  • in February of this year, possibly the most significant competition restructuring in Australia occurred; the ACCC accepted Telstra’s structural separation and migration plan that put in place arrangements for the migration of its services from its fixed line access networks to the NBN, with a key principle being “equivalent and effective access” by Telstra’s competitors to Telstra’s wholesale services.  The NBN Co-Optus deal to decommission the Optus HFC network also was authorised.  Although the agreement sees the exit of a facilities-based competitor, the ACCC focused on the bigger picture of facilitating the fundamental restructuring of the industry (in particular Telstra’s structural separation) through the NBN project.  Mr Sims has indicated that ensuring “these arrangements work in ways that promote competition” is a “key focus area” for the ACCC.

The ACCC has also highlighted its increased interaction and engagement with competition agencies in other jurisdictions, and an even greater level of coordination and cooperation with those other competition agencies.  Exchanging information about conduct that may have an effect in multiple jurisdictions is increasingly likely. 

Set out below is a snapshot of some key matters that the ACCC is undertaking:

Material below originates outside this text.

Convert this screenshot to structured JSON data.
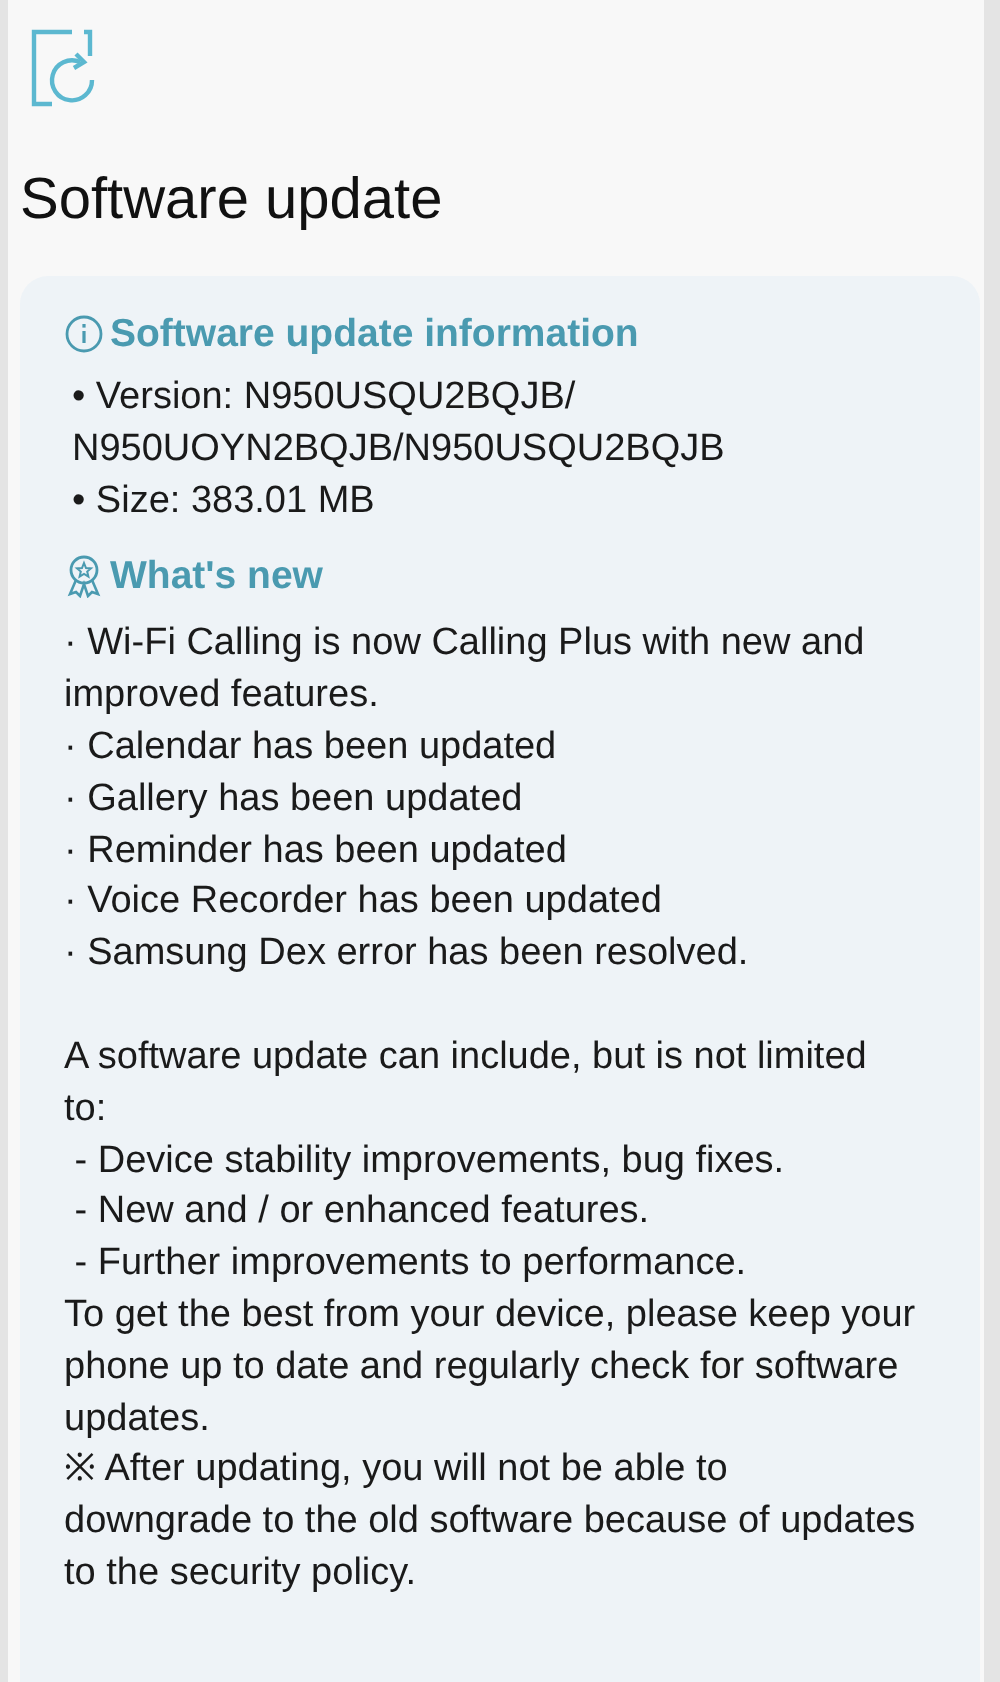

  • criminal cartel conduct investigations – although there have been no prosecutions under the cartel conduct provisions implemented in 2009, Mr Sims has stated that the ACCC “currently has a number of important cartel investigations underway, including cartels that potentially involve criminal conduct”;
  • proceedings involving the digital/online economy – Mr Sims has observed that “the online economy poses the biggest regulatory challenge in a generation” and that “online technology is revolutionising competitive dynamics”.  The ACCC’s key challenges are ensuring that consumers enjoy the same protections in the digital/online economy as they do elsewhere, and preventing incumbents from misusing their market power against the many new and innovative competitors that will emerge from the digital/online economy.  Significant proceedings in this sector include those against Google, Apple, ANZ, Flight Centre and Ticketek;
  • petrol retailing investigation – the ACCC is concerned that petrol price sharing arrangements between major petrol retailers allow them to signal price information, monitor competitors’ responses and react to them.  It sees this issue as being of significant public interest and is willing to undertake this investigation even though it “will not be straight forward or free from challenge”; and
  • small retail acquisitions – the ACCC has been “paying increased attention to incremental acquisitions” such that further acquisitions do not “ultimately lead to retail or… wholesale industry structures that may adversely affect the competitiveness of these markets or reduce choice for customers”.  Examples include the ongoing assessment of a number of proposed small retail acquisitions of hotels and liquor stores in NSW by major supermarket chains, a number of hardware stores in Ballarat and two supermarkets in Western Australia.

The ACCC’s recent track record in relation to merger review is addressed in a separate, forthcoming, update.

What does this mean for businesses?

We anticipate that the ACCC will continue to advance the clearly articulated policy agenda that Sims has outlined.  This will involve detailed investigations, often broader in scope and conducted with a greater degree of public transparency than business historically may have experienced. Arising out of these investigations, we expect the ACCC to commence a number of complex cases consistent with its policy objectives, even where the likelihood of success may be uncertain.  More than ever, it is imperative to ensure rigorous strategies are in place for managing competition law compliance risk.